So, there are a few things at play here. One, as I’m sure all of you can tell from reading any paragraph I’ve ever written, is that I was a massive ADHD kid — scribbling on my desk, whipping pencils into the ceiling above my seat, all of it — and remain so in many ways as an adult. But I’m also the kind of sicko who can sit around and watch an entire extra-inning baseball game with no issue. And if anyone can make a 270-minute historical drama tolerable, it’s the dude who made Gladiator

With that said, the circumstances for me, personally, are as follows:

  • At home, not in the theater, because I will need to pause at least twice for kitchen runs
  • A snowy Saturday or Sunday afternoon in like mid-February when there is no sports to watch and it is too cold/slushy to go anywhere
  • A low-grade fever that saps my energy to the degree that finding anything else to do feels like an insurmountable task

That said, under those circumstances, I could see myself enjoying an afternoon-long cut of a Napoleon movie.


To Spain!

A group of thieves stole $500,000 worth of extra virgin olive oil from a Spanish oil mill, El Mundo reported, as the liquid soars in price.


The olive oil was stored in a warehouse waiting to be bottled when it was stolen, according to local newspaper Diario Córdoba.

Martin Parra, the manager of the company victim to the theft, told the outlet he believed the thieves must have used two large tankers to transport it, which take up to an hour to fill.

I would, no joke, watch a movie about an Ocean’s Eleven-style group of highly organized thieves acquiring two large tanker trucks and stealing half a million dollars worth of olive oil.
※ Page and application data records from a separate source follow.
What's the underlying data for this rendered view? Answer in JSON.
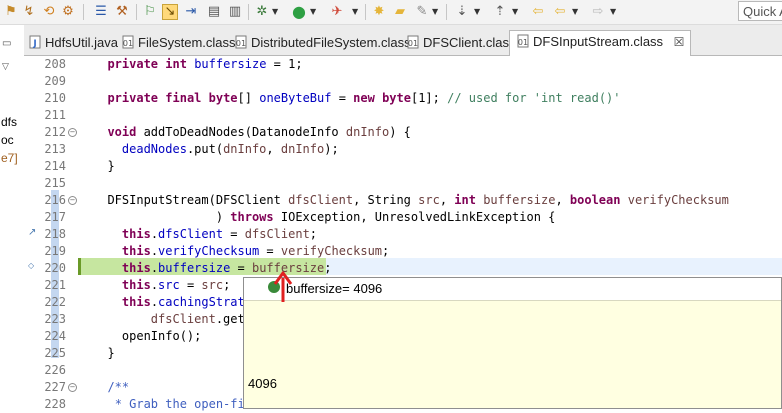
{
  "toolbar": {
    "quick_access": "Quick A",
    "colors": {
      "run_green": "#2ea043",
      "debug_red": "#d04a3a",
      "folder_yellow": "#e5b53a"
    }
  },
  "left_panel": {
    "items": [
      "dfs",
      "oc",
      "e7]"
    ]
  },
  "tabs": [
    {
      "label": "HdfsUtil.java",
      "icon": "java-file-icon",
      "active": false
    },
    {
      "label": "FileSystem.class",
      "icon": "class-file-icon",
      "active": false
    },
    {
      "label": "DistributedFileSystem.class",
      "icon": "class-file-icon",
      "active": false
    },
    {
      "label": "DFSClient.class",
      "icon": "class-file-icon",
      "active": false
    },
    {
      "label": "DFSInputStream.class",
      "icon": "class-file-icon",
      "active": true
    }
  ],
  "editor": {
    "line_numbers": [
      "208",
      "209",
      "210",
      "211",
      "212",
      "213",
      "214",
      "215",
      "216",
      "217",
      "218",
      "219",
      "220",
      "221",
      "222",
      "223",
      "224",
      "225",
      "226",
      "227",
      "228"
    ],
    "current_line": "220",
    "colors": {
      "keyword": "#7f0055",
      "field": "#0000c0",
      "comment": "#3f7f5f",
      "javadoc": "#3f5fbf",
      "debug_highlight": "#c6e6a0"
    }
  },
  "hover": {
    "variable": "buffersize",
    "value": "4096",
    "detail": "4096"
  }
}
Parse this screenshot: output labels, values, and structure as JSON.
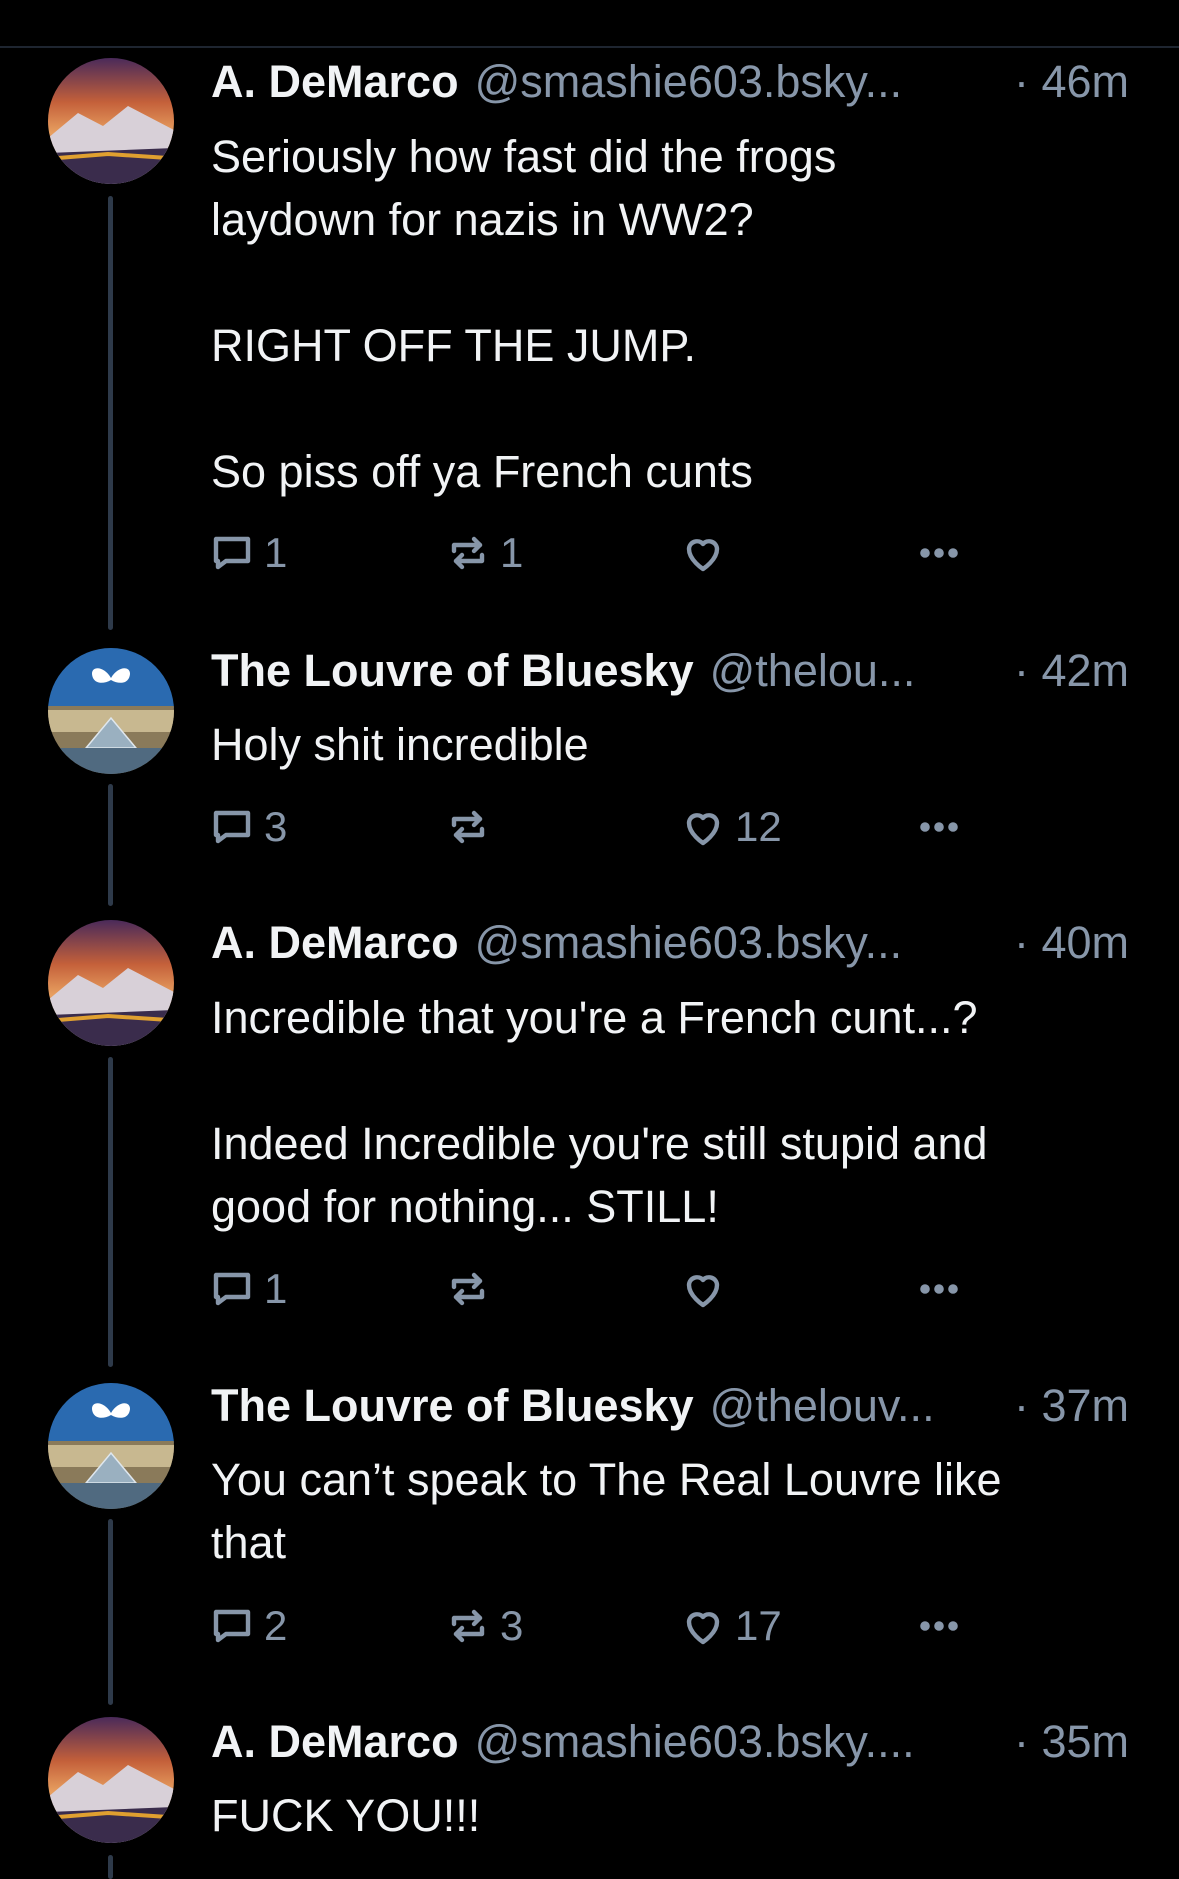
{
  "posts": [
    {
      "author": "A. DeMarco",
      "handle": "@smashie603.bsky...",
      "time": "· 46m",
      "text": "Seriously how fast did the frogs\nlaydown for nazis in WW2?\n\nRIGHT OFF THE JUMP.\n\nSo piss off ya French cunts",
      "replies": "1",
      "reposts": "1",
      "likes": "",
      "avatar": "sunset-mountain"
    },
    {
      "author": "The Louvre of Bluesky",
      "handle": "@thelou...",
      "time": "· 42m",
      "text": "Holy shit incredible",
      "replies": "3",
      "reposts": "",
      "likes": "12",
      "avatar": "louvre-butterfly"
    },
    {
      "author": "A. DeMarco",
      "handle": "@smashie603.bsky...",
      "time": "· 40m",
      "text": "Incredible that you're a French cunt...?\n\nIndeed Incredible you're still stupid and\ngood for nothing... STILL!",
      "replies": "1",
      "reposts": "",
      "likes": "",
      "avatar": "sunset-mountain"
    },
    {
      "author": "The Louvre of Bluesky",
      "handle": "@thelouv...",
      "time": "· 37m",
      "text": "You can’t speak to The Real Louvre like\nthat",
      "replies": "2",
      "reposts": "3",
      "likes": "17",
      "avatar": "louvre-butterfly"
    },
    {
      "author": "A. DeMarco",
      "handle": "@smashie603.bsky....",
      "time": "· 35m",
      "text": "FUCK YOU!!!",
      "replies": "",
      "reposts": "",
      "likes": "",
      "avatar": "sunset-mountain"
    }
  ],
  "colors": {
    "background": "#000000",
    "text": "#f1f3f5",
    "muted": "#8796a9",
    "thread_line": "#2e3a4a",
    "butterfly": "#ffffff"
  },
  "icons": {
    "reply": "reply-bubble-icon",
    "repost": "repost-arrows-icon",
    "like": "heart-icon",
    "more": "more-dots-icon"
  }
}
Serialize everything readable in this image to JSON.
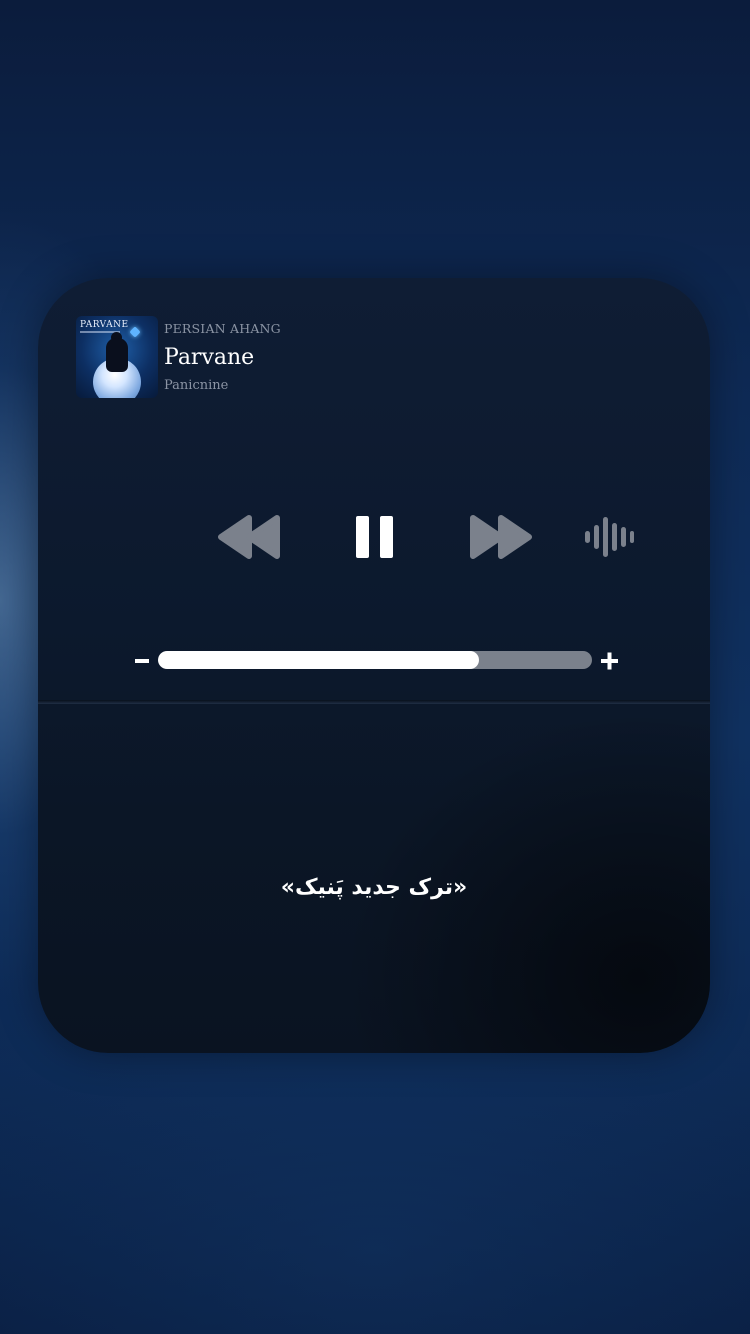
{
  "player": {
    "album_art_title": "PARVANE",
    "source": "PERSIAN AHANG",
    "track_title": "Parvane",
    "artist": "Panicnine",
    "volume_fraction": 0.74,
    "volume_minus_symbol": "-",
    "volume_plus_symbol": "+",
    "icons": {
      "rewind": "rewind-icon",
      "pause": "pause-icon",
      "forward": "fast-forward-icon",
      "audio": "audio-waveform-icon"
    },
    "colors": {
      "control_active": "#ffffff",
      "control_inactive": "#7b818c",
      "volume_track": "#7b818c",
      "volume_fill": "#ffffff"
    }
  },
  "caption": {
    "text": "«ترک جدید پَنیک»"
  }
}
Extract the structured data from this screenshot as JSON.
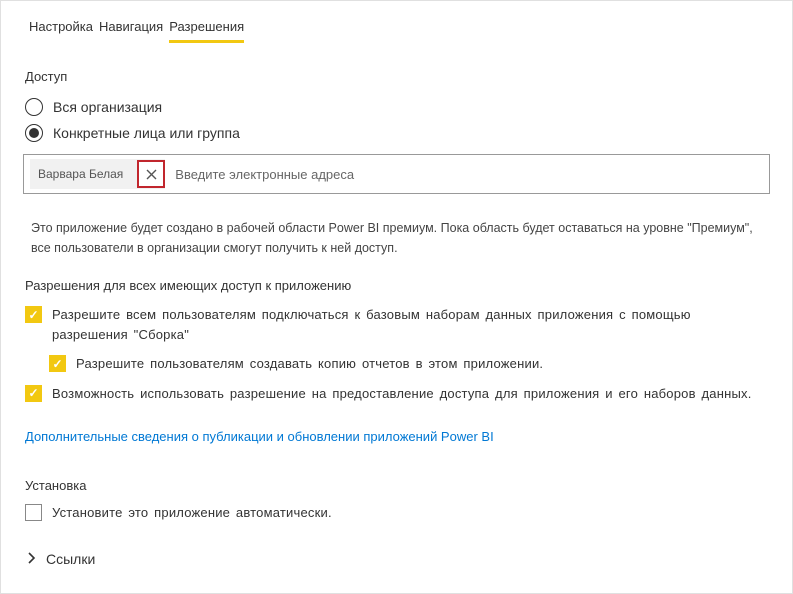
{
  "tabs": {
    "setup": "Настройка",
    "navigation": "Навигация",
    "permissions": "Разрешения"
  },
  "access": {
    "heading": "Доступ",
    "entire_org": "Вся организация",
    "specific": "Конкретные лица или группа",
    "chip_name": "Варвара Белая",
    "input_placeholder": "Введите электронные адреса"
  },
  "info": "Это приложение будет создано в рабочей области Power BI премиум. Пока область будет оставаться на уровне \"Премиум\", все пользователи в организации смогут получить к ней доступ.",
  "permissions": {
    "heading": "Разрешения для всех имеющих доступ к приложению",
    "perm1": "Разрешите всем пользователям подключаться к базовым наборам данных приложения с помощью разрешения \"Сборка\"",
    "perm2": "Разрешите пользователям создавать копию отчетов в этом приложении.",
    "perm3": "Возможность использовать разрешение на предоставление доступа для приложения и его наборов данных."
  },
  "link": "Дополнительные сведения о публикации и обновлении приложений Power BI",
  "install": {
    "heading": "Установка",
    "auto": "Установите это приложение автоматически."
  },
  "links_section": "Ссылки"
}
Someone, please get Steven Soderbergh on the phone.

The price increase is largely due to droughts sparked by heatwaves across Spain, impeding the country’s agriculture industry.

Dammit, do not ruin my fun by bringing global warming into this.


Just let me have this one.


According to trade publication Olive Oil Times, estimates for production have been continually revised. Last August, agricultural associations predicted Spain would produce 1 million tons of olive oil in the 2022/23 crop year — a 27% fall from the previous year. But by the end of the harvest, there was around 680,000 tons; a 50% decrease, per Olive Oil Times.

Is it weird that, immediately after reading this paragraph, the most interesting thing about this story for me swapped from “a group of highly organized thieves acquired two large tanker trucks and stole half a million dollars worth of olive oil” to “there is a trade publication about the olive oil industry called The Olive Oil Times”?

Make that movie instead. The one about two investigative reporters at the Olive Oil Times tracking down leads in this case. Woodward and Bernstein but with olive oil.

Think about it.

Thank you.